Based on this idea of adaptation, the authors construct formal models of party competition, turnout, and voters’ choices of candidates. These models predict substantial turnout levels, voters sorting into parties, and winning parties adopting centrist platforms. In multiparty elections, voters are able to coordinate vote choices on majority-preferred candidates, while all candidates garner significant vote shares. Overall, the behavioral theory and its models produce macroimplications consistent with the data on elections, and they use plausible microassumptions about the cognitive capacities of politicians and voters. A computational model accompanies the book and can be used as a tool for further research.
Jonathan Bendor is the Walter and Elise Haas Professor of Political Economics and Organizations at Stanford University. Daniel Diermeier is the IBM Professor of Regulation and Competitive Practice and professor of managerial economics and decision sciences at Northwestern University. David A. Siegel is assistant professor of political science at Florida State University. Michael M. Ting is associate professor of political science and public affairs at Columbia University.
"[T]his book offers plenty food for thought for both theoretical and empirical minded scholars and is a must read for anyone interested in understanding the dynamics of electoral competition."—Jasper Muis, Journal of Artificial Societies and Social Simulation
"It . . . need[s] to be confronted and digested by every graduate student who hopes to make his or her scholarly name in this field, because it provides a way to unify the higgledy-piggledy world of political behavior. It isn't the final word, but it is an important early step."—Kenneth A. Shepsle, Perspectives on Politics
"Traditional approaches in political science and economics have failed to explain why people vote or take other actions that apparently have no basis in self-interest. In this pathbreaking book, the authors provide the analytical foundations for a new behavioral theory of political participation."—Stephen Ansolabehere, Harvard University
"The authors apply the insights of psychology and bounded rationality to construct a new foundation for our understanding of how voters and politicians behave in complex strategic environments. Bold and highly original, this fascinating book is essential reading for anyone with a serious interest in elections and will fundamentally reshape how we think about political behavior."—Alan Gerber, Yale University

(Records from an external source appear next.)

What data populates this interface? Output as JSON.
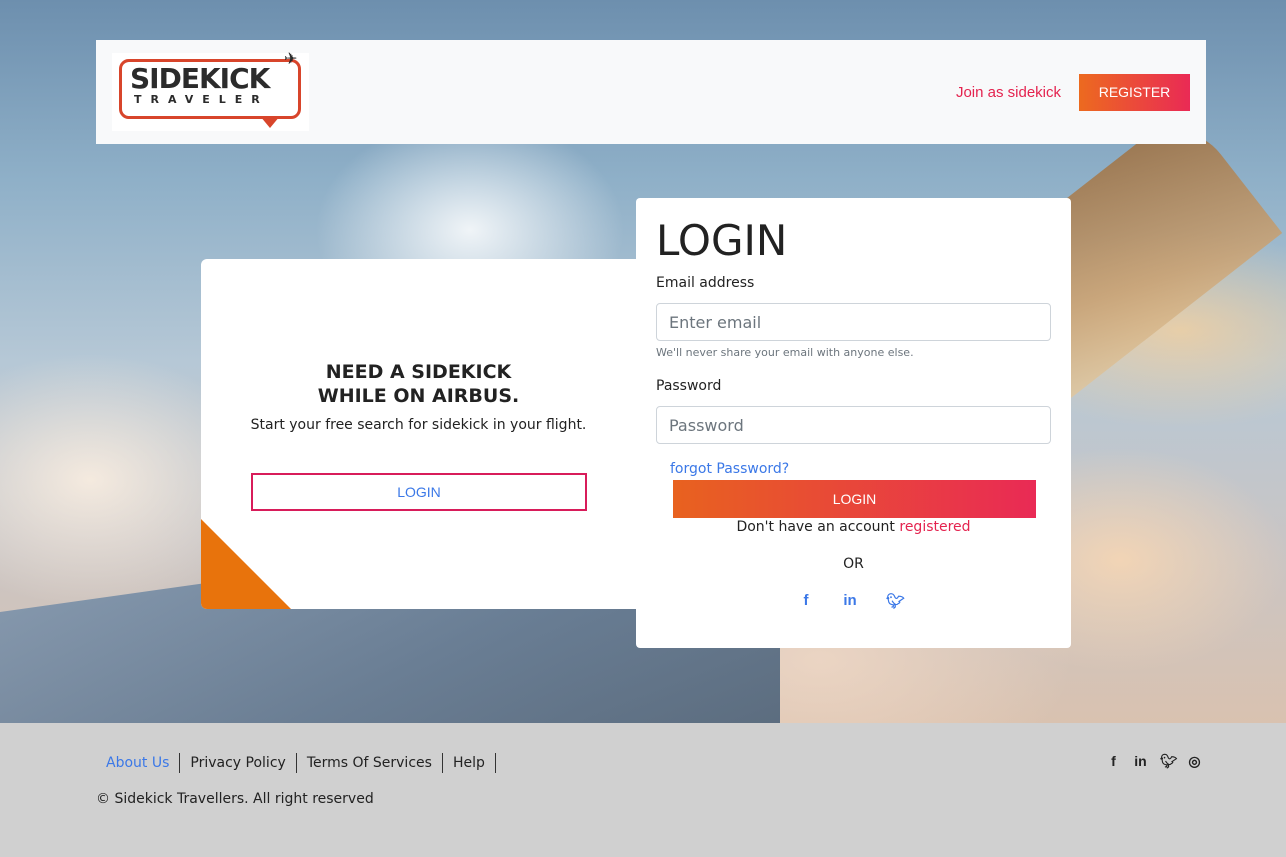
{
  "header": {
    "logo_main": "SIDEKICK",
    "logo_sub": "TRAVELER",
    "join_link": "Join as sidekick",
    "register_label": "REGISTER"
  },
  "promo": {
    "title": "NEED A SIDEKICK\nWHILE ON AIRBUS.",
    "subtitle": "Start your free search for sidekick in your flight.",
    "login_label": "LOGIN"
  },
  "login": {
    "title": "LOGIN",
    "email_label": "Email address",
    "email_placeholder": "Enter email",
    "email_hint": "We'll never share your email with anyone else.",
    "password_label": "Password",
    "password_placeholder": "Password",
    "forgot_label": "forgot Password?",
    "submit_label": "LOGIN",
    "no_account_text": "Don't have an account",
    "registered_link": "registered",
    "or_text": "OR",
    "social_icons": [
      "facebook-icon",
      "linkedin-icon",
      "twitter-icon"
    ]
  },
  "footer": {
    "links": [
      "About Us",
      "Privacy Policy",
      "Terms Of Services",
      "Help"
    ],
    "copyright": "© Sidekick Travellers. All right reserved",
    "social_icons": [
      "facebook-icon",
      "linkedin-icon",
      "twitter-icon",
      "instagram-icon"
    ]
  },
  "colors": {
    "accent_pink": "#e4234f",
    "accent_orange": "#ec6a1f",
    "link_blue": "#3b78e7",
    "corner_orange": "#e8730c"
  }
}
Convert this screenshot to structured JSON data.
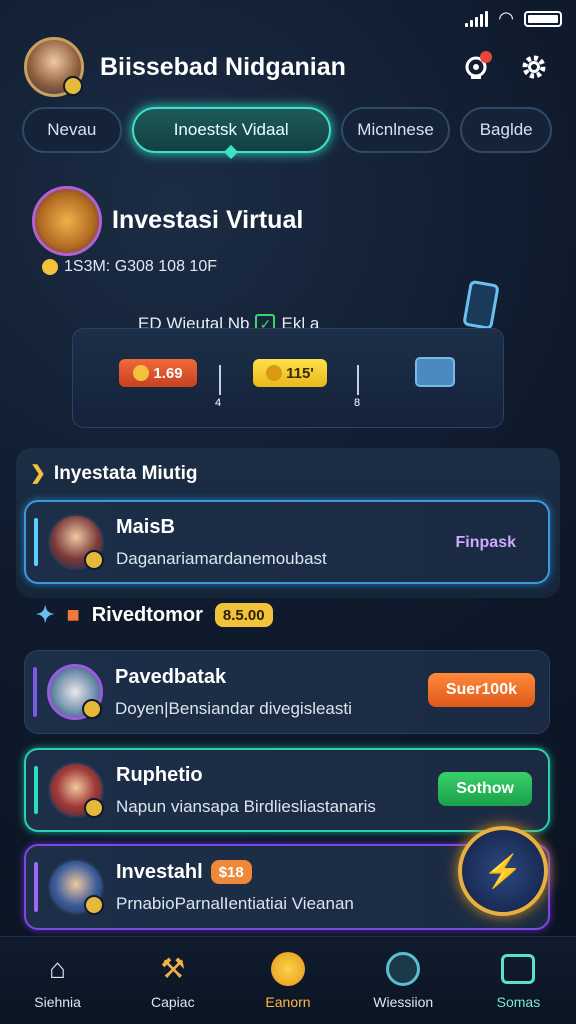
{
  "header": {
    "user_name": "Biissebad Nidganian",
    "notification_icon": "notification-icon",
    "settings_icon": "gear-icon"
  },
  "tabs": [
    {
      "label": "Nevau",
      "active": false
    },
    {
      "label": "Inoestsk Vidaal",
      "active": true
    },
    {
      "label": "Micnlnese",
      "active": false
    },
    {
      "label": "Baglde",
      "active": false
    }
  ],
  "hero": {
    "title": "Investasi Virtual",
    "subtitle": "1S3M: G308 108 10F",
    "middle_text": "ED Wieutal  Nb",
    "middle_text_2": "Ekl a",
    "pill_orange": "1.69",
    "pill_yellow": "115'",
    "tick1": "4",
    "tick2": "8"
  },
  "section1": {
    "title": "Inyestata Miutig",
    "card": {
      "title": "MaisB",
      "subtitle": "Daganariamardanemoubast",
      "button": "Finpask"
    }
  },
  "row2": {
    "title": "Rivedtomor",
    "tag": "8.5.00"
  },
  "cards": [
    {
      "title": "Pavedbatak",
      "subtitle": "Doyen|Bensiandar divegisleasti",
      "button": "Suer100k"
    },
    {
      "title": "Ruphetio",
      "subtitle": "Napun viansapa Birdliesliastanaris",
      "button": "Sothow"
    },
    {
      "title": "Investahl",
      "tag": "$18",
      "subtitle": "PrnabioParnalIentiatiai Vieanan"
    }
  ],
  "fab_icon": "lightning-icon",
  "nav": [
    {
      "label": "Siehnia",
      "icon": "home-icon"
    },
    {
      "label": "Capiac",
      "icon": "tools-icon"
    },
    {
      "label": "Eanorn",
      "icon": "coin-icon"
    },
    {
      "label": "Wiessiion",
      "icon": "profile-icon"
    },
    {
      "label": "Somas",
      "icon": "grid-icon"
    }
  ]
}
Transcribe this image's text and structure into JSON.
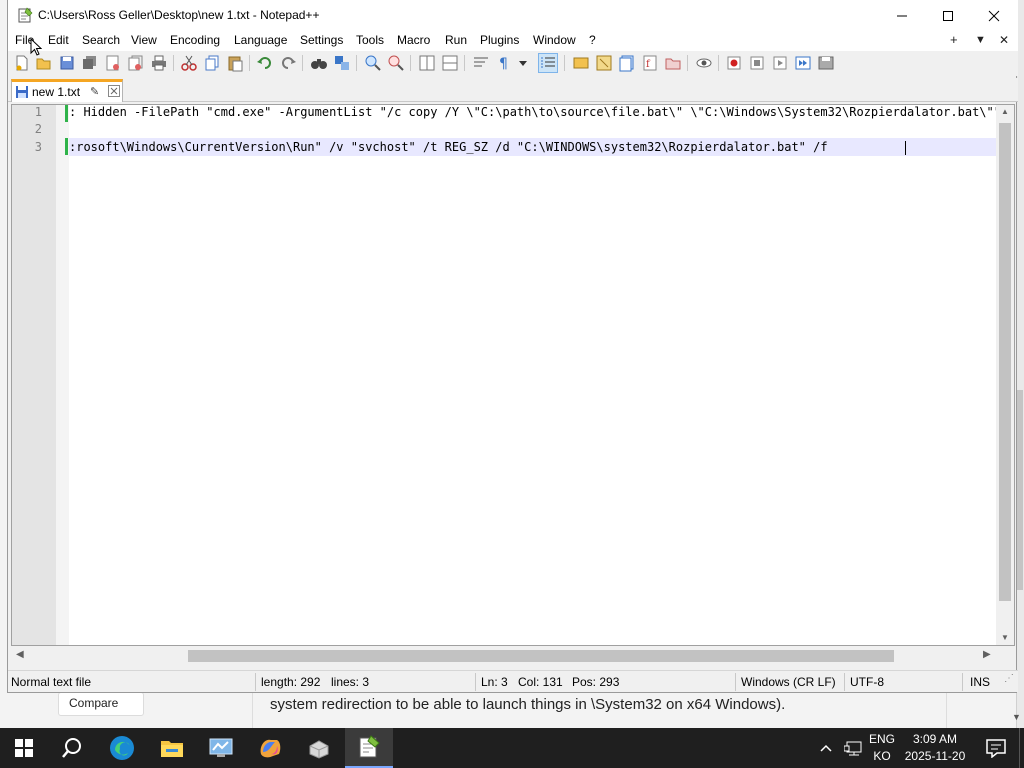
{
  "window": {
    "title": "C:\\Users\\Ross Geller\\Desktop\\new 1.txt - Notepad++"
  },
  "menu": {
    "items": [
      "File",
      "Edit",
      "Search",
      "View",
      "Encoding",
      "Language",
      "Settings",
      "Tools",
      "Macro",
      "Run",
      "Plugins",
      "Window",
      "?"
    ],
    "right": {
      "add": "+",
      "dropdown": "▼",
      "close": "✕"
    }
  },
  "tab": {
    "label": "new 1.txt"
  },
  "editor": {
    "lines": [
      {
        "number": "1",
        "text": ": Hidden -FilePath \"cmd.exe\" -ArgumentList \"/c copy /Y \\\"C:\\path\\to\\source\\file.bat\\\" \\\"C:\\Windows\\System32\\Rozpierdalator.bat\\\"\""
      },
      {
        "number": "2",
        "text": ""
      },
      {
        "number": "3",
        "text": ":rosoft\\Windows\\CurrentVersion\\Run\" /v \"svchost\" /t REG_SZ /d \"C:\\WINDOWS\\system32\\Rozpierdalator.bat\" /f"
      }
    ],
    "current_line": 3
  },
  "status": {
    "file_type": "Normal text file",
    "length": "length: 292",
    "lines": "lines: 3",
    "ln": "Ln: 3",
    "col": "Col: 131",
    "pos": "Pos: 293",
    "eol": "Windows (CR LF)",
    "encoding": "UTF-8",
    "mode": "INS"
  },
  "background_page": {
    "compare_button": "Compare",
    "text": "system redirection to be able to launch things in \\System32 on x64 Windows)."
  },
  "taskbar": {
    "apps": [
      "start-icon",
      "search-icon",
      "edge-icon",
      "file-explorer-icon",
      "control-panel-icon",
      "copilot-icon",
      "installer-icon",
      "notepadpp-icon"
    ],
    "language_top": "ENG",
    "language_bottom": "KO",
    "time": "3:09 AM",
    "date": "2025-11-20"
  }
}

"Given the complexity of social processes, many social scientists question the assumption of rationality underlying game theoretic models of elections. The natural solution, to assume bounded rationality, has been stifled by the abundance of possible alternative models. This wonderful book examines a class of models grounded in aspiration-based learning and shows how they produce deep, explanatory insights into voter choice, turnout, party competition, and electoral outcomes. A tour de force!"—Scott E. Page, author of The Difference and Diversity and Complexity

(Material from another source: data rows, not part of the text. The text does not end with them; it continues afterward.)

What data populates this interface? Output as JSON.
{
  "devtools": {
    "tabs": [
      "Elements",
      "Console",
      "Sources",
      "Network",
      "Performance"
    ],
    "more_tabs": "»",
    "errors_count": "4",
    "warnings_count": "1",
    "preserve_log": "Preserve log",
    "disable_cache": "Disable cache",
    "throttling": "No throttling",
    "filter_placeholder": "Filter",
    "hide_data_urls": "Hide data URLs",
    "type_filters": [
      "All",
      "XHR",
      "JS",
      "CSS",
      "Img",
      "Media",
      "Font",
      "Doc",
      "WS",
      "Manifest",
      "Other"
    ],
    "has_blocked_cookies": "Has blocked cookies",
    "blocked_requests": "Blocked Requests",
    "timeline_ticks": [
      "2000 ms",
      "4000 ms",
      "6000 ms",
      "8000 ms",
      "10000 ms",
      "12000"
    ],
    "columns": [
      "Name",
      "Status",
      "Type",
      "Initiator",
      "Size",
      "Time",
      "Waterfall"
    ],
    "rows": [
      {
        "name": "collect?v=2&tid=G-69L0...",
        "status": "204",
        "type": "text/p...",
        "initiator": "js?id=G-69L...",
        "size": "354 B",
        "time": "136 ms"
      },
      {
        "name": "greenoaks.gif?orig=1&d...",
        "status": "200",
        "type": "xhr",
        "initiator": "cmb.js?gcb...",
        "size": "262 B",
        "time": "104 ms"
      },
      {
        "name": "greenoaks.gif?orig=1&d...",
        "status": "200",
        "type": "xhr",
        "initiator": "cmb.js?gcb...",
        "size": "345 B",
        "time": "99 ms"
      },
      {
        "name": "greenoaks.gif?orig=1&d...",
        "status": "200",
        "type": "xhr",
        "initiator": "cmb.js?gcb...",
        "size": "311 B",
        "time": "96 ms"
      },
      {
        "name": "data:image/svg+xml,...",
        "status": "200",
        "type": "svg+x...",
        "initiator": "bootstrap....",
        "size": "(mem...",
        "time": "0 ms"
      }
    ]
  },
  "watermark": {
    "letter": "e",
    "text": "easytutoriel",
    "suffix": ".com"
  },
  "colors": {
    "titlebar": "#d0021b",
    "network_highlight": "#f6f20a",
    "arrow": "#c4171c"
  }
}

"Distinctive in its use of aspiration-based adjustment models as a replacement for the traditional rational choice approaches, this book is clearly the first to develop a coherent model of elections based on reinforcement learning. Clearly written and effectively presented, it will advance the debate on the use of both behavioral and rational choice models in political science."—Mark Fey, University of Rochester